Her hands were stroking my upper arms through the thin fabric of my shirt. My arms tensed, then fell as my hands went to her waist. Soon, the kiss deepened as our tongues started brushing against each other, tasting and probing. After a minute or so, Rebecca broke back with a deep breath.
"Come on," she said, taking my hand. "Dinner will hold."
She pulled me toward the bedroom, and I followed willingly. Once there, she turned and pulled her blouse over her head.
"You just let me know if I'm being too forward here," she said with a sly grin.

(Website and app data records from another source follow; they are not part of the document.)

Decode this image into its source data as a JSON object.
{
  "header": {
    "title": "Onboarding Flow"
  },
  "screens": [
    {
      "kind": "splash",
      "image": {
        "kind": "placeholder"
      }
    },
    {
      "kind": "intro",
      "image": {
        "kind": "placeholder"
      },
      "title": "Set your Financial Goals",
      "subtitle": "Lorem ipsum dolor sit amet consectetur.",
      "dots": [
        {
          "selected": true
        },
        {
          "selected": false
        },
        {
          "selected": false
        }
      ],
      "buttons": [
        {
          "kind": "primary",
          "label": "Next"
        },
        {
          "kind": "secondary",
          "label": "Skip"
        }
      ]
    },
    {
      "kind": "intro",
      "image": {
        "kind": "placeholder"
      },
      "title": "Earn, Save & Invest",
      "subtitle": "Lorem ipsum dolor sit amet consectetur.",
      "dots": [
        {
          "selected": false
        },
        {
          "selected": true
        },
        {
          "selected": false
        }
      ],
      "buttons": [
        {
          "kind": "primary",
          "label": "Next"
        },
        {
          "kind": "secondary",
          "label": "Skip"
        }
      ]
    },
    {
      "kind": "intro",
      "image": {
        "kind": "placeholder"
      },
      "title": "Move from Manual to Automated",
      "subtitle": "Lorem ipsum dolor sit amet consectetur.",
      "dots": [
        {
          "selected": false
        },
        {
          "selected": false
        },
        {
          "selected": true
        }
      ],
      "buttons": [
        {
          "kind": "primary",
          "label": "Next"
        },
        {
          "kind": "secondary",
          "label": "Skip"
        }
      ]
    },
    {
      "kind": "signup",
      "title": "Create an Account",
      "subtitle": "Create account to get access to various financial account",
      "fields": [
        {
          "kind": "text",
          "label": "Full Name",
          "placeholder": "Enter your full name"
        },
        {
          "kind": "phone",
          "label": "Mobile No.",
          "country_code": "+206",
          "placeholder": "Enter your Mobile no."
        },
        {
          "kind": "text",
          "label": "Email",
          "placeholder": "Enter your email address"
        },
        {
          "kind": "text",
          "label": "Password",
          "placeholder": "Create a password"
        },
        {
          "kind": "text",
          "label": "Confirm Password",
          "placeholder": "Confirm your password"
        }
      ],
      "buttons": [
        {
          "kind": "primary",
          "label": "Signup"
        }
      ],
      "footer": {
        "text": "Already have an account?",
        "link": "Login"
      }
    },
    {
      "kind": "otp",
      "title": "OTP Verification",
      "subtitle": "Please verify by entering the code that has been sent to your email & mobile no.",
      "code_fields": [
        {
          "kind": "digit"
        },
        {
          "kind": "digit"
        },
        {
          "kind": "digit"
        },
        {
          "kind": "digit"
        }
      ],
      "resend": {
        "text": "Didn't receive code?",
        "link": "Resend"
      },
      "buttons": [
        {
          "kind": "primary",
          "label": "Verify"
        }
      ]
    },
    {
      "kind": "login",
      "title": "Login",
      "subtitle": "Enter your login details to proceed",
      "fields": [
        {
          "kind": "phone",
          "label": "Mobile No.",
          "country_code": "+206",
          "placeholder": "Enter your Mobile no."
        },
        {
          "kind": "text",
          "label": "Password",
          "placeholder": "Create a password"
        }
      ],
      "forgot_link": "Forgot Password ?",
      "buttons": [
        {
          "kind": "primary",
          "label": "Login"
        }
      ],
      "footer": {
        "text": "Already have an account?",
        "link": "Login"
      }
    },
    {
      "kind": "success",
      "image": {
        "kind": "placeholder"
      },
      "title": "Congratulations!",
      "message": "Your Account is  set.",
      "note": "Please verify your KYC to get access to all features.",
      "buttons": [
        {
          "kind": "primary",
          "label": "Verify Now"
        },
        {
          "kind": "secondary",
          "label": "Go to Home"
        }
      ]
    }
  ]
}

I just stood there, my mouth agape, my eyes taking in the smooth olive skin of her taut belly and the gentle rise of her breasts disappearing into a black lace bra.
"You like?" she teased, reaching back to unsnap her bra before shrugging it off her shoulders.
My eyes locked on her breasts, then looked back to her face. She had a flush of pride and excitement at my reaction.
"I take it this'll do?" she said, unbuttoning and unzipping her shorts before sliding them down her hips and her legs.
I said nothing. I was frozen in place, the only movement in my eyes as they followed the progress of the faded jeans to the floor before looking back at her midsection clad only in skimpy black silk panties with a white lacy bow.
"Come here, Mark," she said, her voice a husky whisper. I still couldn't move--couldn't seem to process that this was happening--which only seemed to turn her on even more. Still, I could only stare in wonderment. Her breasts, while not huge, were well-proportioned to her body and still holding up; her belly was flat, and her legs were long, toned, and smooth. And that rear end; my God, Renaissance artists dreamed of sculpting such a posterior so perfectly pouty and still proportionate to the rest of the figure.
"Mark," she said, walking toward me, "am I going too fast here?"
My eyes met hers and she hesitated. Her eyes were questioning, but something in my look must have answered her doubts. Slowly, her lips curled into a lewd smile filled with promises of adventure and pleasures untold of in polite society.